- Opening Delimiter -
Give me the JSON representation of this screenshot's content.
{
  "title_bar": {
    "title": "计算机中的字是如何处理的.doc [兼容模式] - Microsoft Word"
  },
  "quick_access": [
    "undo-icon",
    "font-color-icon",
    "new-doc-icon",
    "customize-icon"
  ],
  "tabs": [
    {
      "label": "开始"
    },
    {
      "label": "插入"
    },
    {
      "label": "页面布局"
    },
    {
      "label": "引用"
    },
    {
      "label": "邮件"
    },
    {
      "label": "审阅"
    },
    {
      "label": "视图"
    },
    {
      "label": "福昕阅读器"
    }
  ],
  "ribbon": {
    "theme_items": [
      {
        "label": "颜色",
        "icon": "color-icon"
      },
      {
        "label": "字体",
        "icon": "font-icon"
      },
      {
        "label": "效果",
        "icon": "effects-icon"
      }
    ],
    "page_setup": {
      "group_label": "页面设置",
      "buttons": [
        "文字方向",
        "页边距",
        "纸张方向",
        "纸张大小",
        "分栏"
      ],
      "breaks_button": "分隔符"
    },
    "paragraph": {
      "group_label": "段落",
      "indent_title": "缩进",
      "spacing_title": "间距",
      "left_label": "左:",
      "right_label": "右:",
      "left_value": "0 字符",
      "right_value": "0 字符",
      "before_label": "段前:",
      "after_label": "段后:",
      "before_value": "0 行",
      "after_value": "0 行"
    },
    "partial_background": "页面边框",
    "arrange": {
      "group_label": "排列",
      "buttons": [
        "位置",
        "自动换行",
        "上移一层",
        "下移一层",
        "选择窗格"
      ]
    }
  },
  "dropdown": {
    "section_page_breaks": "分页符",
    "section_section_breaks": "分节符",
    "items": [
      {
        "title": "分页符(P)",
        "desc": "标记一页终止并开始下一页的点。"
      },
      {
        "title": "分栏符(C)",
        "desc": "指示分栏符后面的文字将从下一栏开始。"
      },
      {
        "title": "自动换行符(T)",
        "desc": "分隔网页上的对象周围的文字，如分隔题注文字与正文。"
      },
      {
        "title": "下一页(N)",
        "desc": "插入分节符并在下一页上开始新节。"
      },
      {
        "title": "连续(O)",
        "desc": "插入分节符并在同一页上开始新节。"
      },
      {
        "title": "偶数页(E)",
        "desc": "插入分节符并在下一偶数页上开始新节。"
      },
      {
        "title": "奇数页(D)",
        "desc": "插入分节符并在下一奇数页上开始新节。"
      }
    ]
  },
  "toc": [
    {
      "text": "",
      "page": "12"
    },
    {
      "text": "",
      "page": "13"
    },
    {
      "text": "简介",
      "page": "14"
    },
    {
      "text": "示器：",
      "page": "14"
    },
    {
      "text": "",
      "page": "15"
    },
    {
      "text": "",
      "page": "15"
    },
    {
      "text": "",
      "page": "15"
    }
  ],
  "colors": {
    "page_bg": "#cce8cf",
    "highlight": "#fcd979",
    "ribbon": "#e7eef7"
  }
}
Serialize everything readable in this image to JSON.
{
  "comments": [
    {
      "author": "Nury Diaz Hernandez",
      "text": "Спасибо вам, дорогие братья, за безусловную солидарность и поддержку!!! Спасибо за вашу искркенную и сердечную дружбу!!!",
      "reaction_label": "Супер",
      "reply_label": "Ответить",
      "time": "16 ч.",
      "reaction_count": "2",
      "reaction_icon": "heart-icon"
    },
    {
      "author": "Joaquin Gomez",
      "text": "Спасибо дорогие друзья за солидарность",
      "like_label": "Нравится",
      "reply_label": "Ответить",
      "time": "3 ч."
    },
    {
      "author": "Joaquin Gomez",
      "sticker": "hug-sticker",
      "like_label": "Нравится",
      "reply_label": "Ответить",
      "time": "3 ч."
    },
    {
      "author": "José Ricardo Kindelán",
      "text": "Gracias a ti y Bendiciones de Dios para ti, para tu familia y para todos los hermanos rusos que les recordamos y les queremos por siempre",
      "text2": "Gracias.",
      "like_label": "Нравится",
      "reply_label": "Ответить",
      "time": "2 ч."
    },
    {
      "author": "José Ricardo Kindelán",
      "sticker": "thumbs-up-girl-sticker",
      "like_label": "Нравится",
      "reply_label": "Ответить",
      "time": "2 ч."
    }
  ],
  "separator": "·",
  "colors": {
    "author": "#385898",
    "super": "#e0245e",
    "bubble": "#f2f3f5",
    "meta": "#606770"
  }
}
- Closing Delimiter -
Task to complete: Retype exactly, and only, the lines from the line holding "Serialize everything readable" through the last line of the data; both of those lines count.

Solution:
Serialize everything readable in this image to JSON.
{
  "comments": [
    {
      "author": "Nury Diaz Hernandez",
      "text": "Спасибо вам, дорогие братья, за безусловную солидарность и поддержку!!! Спасибо за вашу искркенную и сердечную дружбу!!!",
      "reaction_label": "Супер",
      "reply_label": "Ответить",
      "time": "16 ч.",
      "reaction_count": "2",
      "reaction_icon": "heart-icon"
    },
    {
      "author": "Joaquin Gomez",
      "text": "Спасибо дорогие друзья за солидарность",
      "like_label": "Нравится",
      "reply_label": "Ответить",
      "time": "3 ч."
    },
    {
      "author": "Joaquin Gomez",
      "sticker": "hug-sticker",
      "like_label": "Нравится",
      "reply_label": "Ответить",
      "time": "3 ч."
    },
    {
      "author": "José Ricardo Kindelán",
      "text": "Gracias a ti y Bendiciones de Dios para ti, para tu familia y para todos los hermanos rusos que les recordamos y les queremos por siempre",
      "text2": "Gracias.",
      "like_label": "Нравится",
      "reply_label": "Ответить",
      "time": "2 ч."
    },
    {
      "author": "José Ricardo Kindelán",
      "sticker": "thumbs-up-girl-sticker",
      "like_label": "Нравится",
      "reply_label": "Ответить",
      "time": "2 ч."
    }
  ],
  "separator": "·",
  "colors": {
    "author": "#385898",
    "super": "#e0245e",
    "bubble": "#f2f3f5",
    "meta": "#606770"
  }
}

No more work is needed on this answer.